A faithful, complete copy of the records is required.

• Dataset excerpts
= = = = = = =
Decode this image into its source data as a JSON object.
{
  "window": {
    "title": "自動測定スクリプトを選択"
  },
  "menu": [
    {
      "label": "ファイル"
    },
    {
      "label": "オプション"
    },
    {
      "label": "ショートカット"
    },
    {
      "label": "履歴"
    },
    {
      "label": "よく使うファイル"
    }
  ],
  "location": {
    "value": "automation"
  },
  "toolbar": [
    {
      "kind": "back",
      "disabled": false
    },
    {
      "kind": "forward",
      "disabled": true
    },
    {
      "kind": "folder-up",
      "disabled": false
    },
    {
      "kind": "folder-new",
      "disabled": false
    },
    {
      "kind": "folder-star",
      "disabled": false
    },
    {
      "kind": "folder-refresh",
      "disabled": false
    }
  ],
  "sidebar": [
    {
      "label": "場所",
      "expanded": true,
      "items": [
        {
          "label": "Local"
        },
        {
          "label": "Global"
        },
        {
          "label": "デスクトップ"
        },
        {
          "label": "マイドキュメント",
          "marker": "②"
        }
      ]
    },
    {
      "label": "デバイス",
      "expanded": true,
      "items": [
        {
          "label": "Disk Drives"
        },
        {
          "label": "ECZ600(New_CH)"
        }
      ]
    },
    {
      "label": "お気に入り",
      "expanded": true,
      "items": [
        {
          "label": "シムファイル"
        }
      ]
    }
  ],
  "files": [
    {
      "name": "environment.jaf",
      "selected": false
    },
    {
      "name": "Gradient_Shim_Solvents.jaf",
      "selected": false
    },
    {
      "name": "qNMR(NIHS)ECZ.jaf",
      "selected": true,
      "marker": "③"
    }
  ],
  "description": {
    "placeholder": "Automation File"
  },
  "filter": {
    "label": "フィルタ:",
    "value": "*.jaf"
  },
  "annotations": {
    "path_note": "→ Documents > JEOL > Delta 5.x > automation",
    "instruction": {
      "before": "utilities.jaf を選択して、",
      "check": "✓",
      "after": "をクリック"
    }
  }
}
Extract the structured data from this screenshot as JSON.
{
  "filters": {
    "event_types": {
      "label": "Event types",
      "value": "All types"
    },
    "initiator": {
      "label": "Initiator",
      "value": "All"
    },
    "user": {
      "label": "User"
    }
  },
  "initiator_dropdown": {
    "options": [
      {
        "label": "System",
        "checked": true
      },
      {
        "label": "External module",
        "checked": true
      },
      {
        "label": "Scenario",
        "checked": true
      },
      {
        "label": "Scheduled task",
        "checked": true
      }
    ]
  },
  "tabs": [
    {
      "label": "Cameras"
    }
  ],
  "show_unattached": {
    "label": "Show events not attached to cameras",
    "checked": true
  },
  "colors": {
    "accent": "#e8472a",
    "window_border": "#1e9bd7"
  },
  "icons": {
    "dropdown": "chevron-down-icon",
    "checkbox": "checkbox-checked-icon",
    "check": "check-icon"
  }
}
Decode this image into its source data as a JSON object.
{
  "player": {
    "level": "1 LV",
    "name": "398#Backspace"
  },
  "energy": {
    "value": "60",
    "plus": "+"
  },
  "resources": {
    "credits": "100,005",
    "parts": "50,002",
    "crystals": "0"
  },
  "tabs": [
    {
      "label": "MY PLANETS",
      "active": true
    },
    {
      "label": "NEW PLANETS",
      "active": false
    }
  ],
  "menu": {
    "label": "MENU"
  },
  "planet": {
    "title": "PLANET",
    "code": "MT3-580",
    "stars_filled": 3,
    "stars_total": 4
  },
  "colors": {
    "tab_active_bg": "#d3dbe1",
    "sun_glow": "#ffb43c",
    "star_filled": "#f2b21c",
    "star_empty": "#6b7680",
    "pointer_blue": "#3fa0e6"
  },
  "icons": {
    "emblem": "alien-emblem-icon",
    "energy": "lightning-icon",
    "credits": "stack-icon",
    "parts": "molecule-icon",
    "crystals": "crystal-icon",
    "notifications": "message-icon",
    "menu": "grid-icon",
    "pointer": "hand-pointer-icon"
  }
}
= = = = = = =
• RESULT OF THE TASK
Decode this image into its source data as a JSON object.
{
  "window": {
    "title": "自動測定スクリプトを選択"
  },
  "menu": [
    {
      "label": "ファイル"
    },
    {
      "label": "オプション"
    },
    {
      "label": "ショートカット"
    },
    {
      "label": "履歴"
    },
    {
      "label": "よく使うファイル"
    }
  ],
  "location": {
    "value": "automation"
  },
  "toolbar": [
    {
      "kind": "back",
      "disabled": false
    },
    {
      "kind": "forward",
      "disabled": true
    },
    {
      "kind": "folder-up",
      "disabled": false
    },
    {
      "kind": "folder-new",
      "disabled": false
    },
    {
      "kind": "folder-star",
      "disabled": false
    },
    {
      "kind": "folder-refresh",
      "disabled": false
    }
  ],
  "sidebar": [
    {
      "label": "場所",
      "expanded": true,
      "items": [
        {
          "label": "Local"
        },
        {
          "label": "Global"
        },
        {
          "label": "デスクトップ"
        },
        {
          "label": "マイドキュメント",
          "marker": "②"
        }
      ]
    },
    {
      "label": "デバイス",
      "expanded": true,
      "items": [
        {
          "label": "Disk Drives"
        },
        {
          "label": "ECZ600(New_CH)"
        }
      ]
    },
    {
      "label": "お気に入り",
      "expanded": true,
      "items": [
        {
          "label": "シムファイル"
        }
      ]
    }
  ],
  "files": [
    {
      "name": "environment.jaf",
      "selected": false
    },
    {
      "name": "Gradient_Shim_Solvents.jaf",
      "selected": false
    },
    {
      "name": "qNMR(NIHS)ECZ.jaf",
      "selected": true,
      "marker": "③"
    }
  ],
  "description": {
    "placeholder": "Automation File"
  },
  "filter": {
    "label": "フィルタ:",
    "value": "*.jaf"
  },
  "annotations": {
    "path_note": "→ Documents > JEOL > Delta 5.x > automation",
    "instruction": {
      "before": "utilities.jaf を選択して、",
      "check": "✓",
      "after": "をクリック"
    }
  }
}
Extract the structured data from this screenshot as JSON.
{
  "filters": {
    "event_types": {
      "label": "Event types",
      "value": "All types"
    },
    "initiator": {
      "label": "Initiator",
      "value": "All"
    },
    "user": {
      "label": "User"
    }
  },
  "initiator_dropdown": {
    "options": [
      {
        "label": "System",
        "checked": true
      },
      {
        "label": "External module",
        "checked": true
      },
      {
        "label": "Scenario",
        "checked": true
      },
      {
        "label": "Scheduled task",
        "checked": true
      }
    ]
  },
  "tabs": [
    {
      "label": "Cameras"
    }
  ],
  "show_unattached": {
    "label": "Show events not attached to cameras",
    "checked": true
  },
  "colors": {
    "accent": "#e8472a",
    "window_border": "#1e9bd7"
  },
  "icons": {
    "dropdown": "chevron-down-icon",
    "checkbox": "checkbox-checked-icon",
    "check": "check-icon"
  }
}
Decode this image into its source data as a JSON object.
{
  "player": {
    "level": "1 LV",
    "name": "398#Backspace"
  },
  "energy": {
    "value": "60",
    "plus": "+"
  },
  "resources": {
    "credits": "100,005",
    "parts": "50,002",
    "crystals": "0"
  },
  "tabs": [
    {
      "label": "MY PLANETS",
      "active": true
    },
    {
      "label": "NEW PLANETS",
      "active": false
    }
  ],
  "menu": {
    "label": "MENU"
  },
  "planet": {
    "title": "PLANET",
    "code": "MT3-580",
    "stars_filled": 3,
    "stars_total": 4
  },
  "colors": {
    "tab_active_bg": "#d3dbe1",
    "sun_glow": "#ffb43c",
    "star_filled": "#f2b21c",
    "star_empty": "#6b7680",
    "pointer_blue": "#3fa0e6"
  },
  "icons": {
    "emblem": "alien-emblem-icon",
    "energy": "lightning-icon",
    "credits": "stack-icon",
    "parts": "molecule-icon",
    "crystals": "crystal-icon",
    "notifications": "message-icon",
    "menu": "grid-icon",
    "pointer": "hand-pointer-icon"
  }
}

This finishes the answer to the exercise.